Roger Federer had won seven consecutive tournaments and was closing in on Guillermo Vilas' 30-year-old record of 46 straight victories.
However, Guillermo Canas beat the world's top-ranked player 7-5, 6-2 Sunday in the second round of the Pacific Life Open, snapping Federer's 41-match winning streak.
"Today was just a grind for me from the start," said Federer, the three-time defending tournament champion. "A first-round match is always difficult. But I've had an incredible run, not losing in the first round for, I think, over two years. Sooner or later it had to happen, so it's OK, it's no problem."
Despite the loss, the Swiss star began Monday as the No. 1 player on the ATP Tour for a record 163rd consecutive week.
Federer, who received a bye into the second round, was playing his first match at Indian Wells, while Canas was in his fourth. The Argentine played two matches in qualifying, where he lost to Alexander Waske in the final round, then got into the 96-player field as a "lucky loser" when Xavier Malisse withdrew.
Canas then cruised past Jan Hajek of the Czech Republic in the first round on Saturday.
"I think if I would have played him in the third or fourth round I would have beaten him," Federer said. "But just not today. He was too tough."
Canas is the first lucky loser to beat a world No. 1 since Sandon Stolel beat Thomas Muster in Dubai in 1996
"I don't know. Just I beat him," Canas said. "I enjoyed it. I don't know how I do it. But I think I played good."
He handed Federer his 16th loss since he became No. 1 on Feb. 2, 2004, and his first opening match loss since 2004 at Cincinnati, where he lost to Dominic Hrbaty.
Federer hadn't lost since falling to Andy Murray on Aug. 16, 2006, in Cincinnati.
"It's no pressure at all because I take it match by match," Federer said of the streak. "You guys (reporters) think it takes a win to break the record. I'm concerned about winning my first match against a lucky loser. It just shows you how tough it is."
Canas, who rejoined the ATP Tour at the end of January after a 15-month doping suspension, went up 6-5 in the first set with a service break and held to close out the set.
Then, between sets, Federer called for the ATP Tour trainer for assistance with a blister on his right toe and an annoying problem with the tape on his feet and ankles coming loose. He called for the trainer again after holding serve to pull to 3-2 in the second set, then lost the final three games. Afterward, he said the lengthy delay disrupted his rhythm.
"I didn't really get into that second set at all," Federer said. "I've come back so many times, and every time it seems when I come back, it's normal (expected). When I don't come back it's like there's a problem.
"That's not the way it is. A guy put me away when he had to. He played a perfect match in the end.
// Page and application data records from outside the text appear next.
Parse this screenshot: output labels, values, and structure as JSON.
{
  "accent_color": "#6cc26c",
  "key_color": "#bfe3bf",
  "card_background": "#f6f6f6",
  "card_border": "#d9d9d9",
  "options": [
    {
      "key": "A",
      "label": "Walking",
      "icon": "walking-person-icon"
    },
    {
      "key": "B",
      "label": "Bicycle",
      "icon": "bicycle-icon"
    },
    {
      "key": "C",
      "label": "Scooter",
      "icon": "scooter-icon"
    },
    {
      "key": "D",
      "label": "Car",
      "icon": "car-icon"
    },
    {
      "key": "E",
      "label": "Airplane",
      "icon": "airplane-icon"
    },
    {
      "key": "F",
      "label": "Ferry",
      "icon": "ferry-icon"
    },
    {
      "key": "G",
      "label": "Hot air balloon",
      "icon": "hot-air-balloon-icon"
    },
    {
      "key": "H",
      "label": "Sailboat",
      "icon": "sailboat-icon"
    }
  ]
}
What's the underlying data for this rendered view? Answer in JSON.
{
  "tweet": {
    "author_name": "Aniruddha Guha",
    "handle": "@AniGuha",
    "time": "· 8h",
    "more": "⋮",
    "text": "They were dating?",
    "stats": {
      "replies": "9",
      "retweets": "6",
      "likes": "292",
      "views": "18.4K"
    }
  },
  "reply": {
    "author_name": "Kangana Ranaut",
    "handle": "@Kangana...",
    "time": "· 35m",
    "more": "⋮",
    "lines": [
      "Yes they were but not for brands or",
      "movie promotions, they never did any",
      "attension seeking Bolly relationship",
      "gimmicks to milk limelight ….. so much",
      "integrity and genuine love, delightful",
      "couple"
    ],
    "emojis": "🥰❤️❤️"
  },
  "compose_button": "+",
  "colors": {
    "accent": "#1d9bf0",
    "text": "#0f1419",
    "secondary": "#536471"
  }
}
He didn't give me any more chances. He served well. He didn't give me any unforced errors and I was just playing too poorly in the end to come back. So the right guy won today. That's just a fact."
Despite the loss, Federer returned to the court later to play doubles with Yves Allegro, and the Swiss duo beat Spain's David Ferrer and Tommy Robredo 6-4, 7-6 (2) in a first-round match.
Sixth-seeded James Blake, No. 4 Nikolay Davydenko, No. 8 Ivan Ljubicic, No. 9 Tommy Haas, No. 12 Novak Djokovic, No. 13 Murray, and No. 14 David Ferrer.
However, 19th-seeded Lleyton Hewitt was beaten, 7-6 (3), 4-6, 6-2 by Janko Tipsarevic, a Serb ranked No. 100 in the world. Also falling were: Tommy Robredo (No. 7), Tomas Berdych (11), Marcos Baghdatis (17), Dmitry Tursunov (20), Mardy Fish (21), Marat Safin (23), and Dominik Hrbaty (24).
In a women's third-round match, top-ranked and defending champion Maria Sharapova of Russia stayed on course to repeat with a 7-5, 6-2 win over Nathalie Dechy of France. Sharapova's next opponent will be No. 15 seed Vera Zvonareva, who advanced with a 6-3, 6-3 win over Victoria Azarenko, the AP reports.
Other seeded women advancing were: Martina Hingis (3), Jelena Jankovic (7), Anna Chakvetadze (8), Shahar Peer (11), Na Li (12), former event winner Daniela Hantuchova (14) and Vera Zvonerva (15).
Years of diplomatic conflict resolution efforts in Syria produced no breakthroughs. Washington and its imperial partners want endless war and regime change, not peace.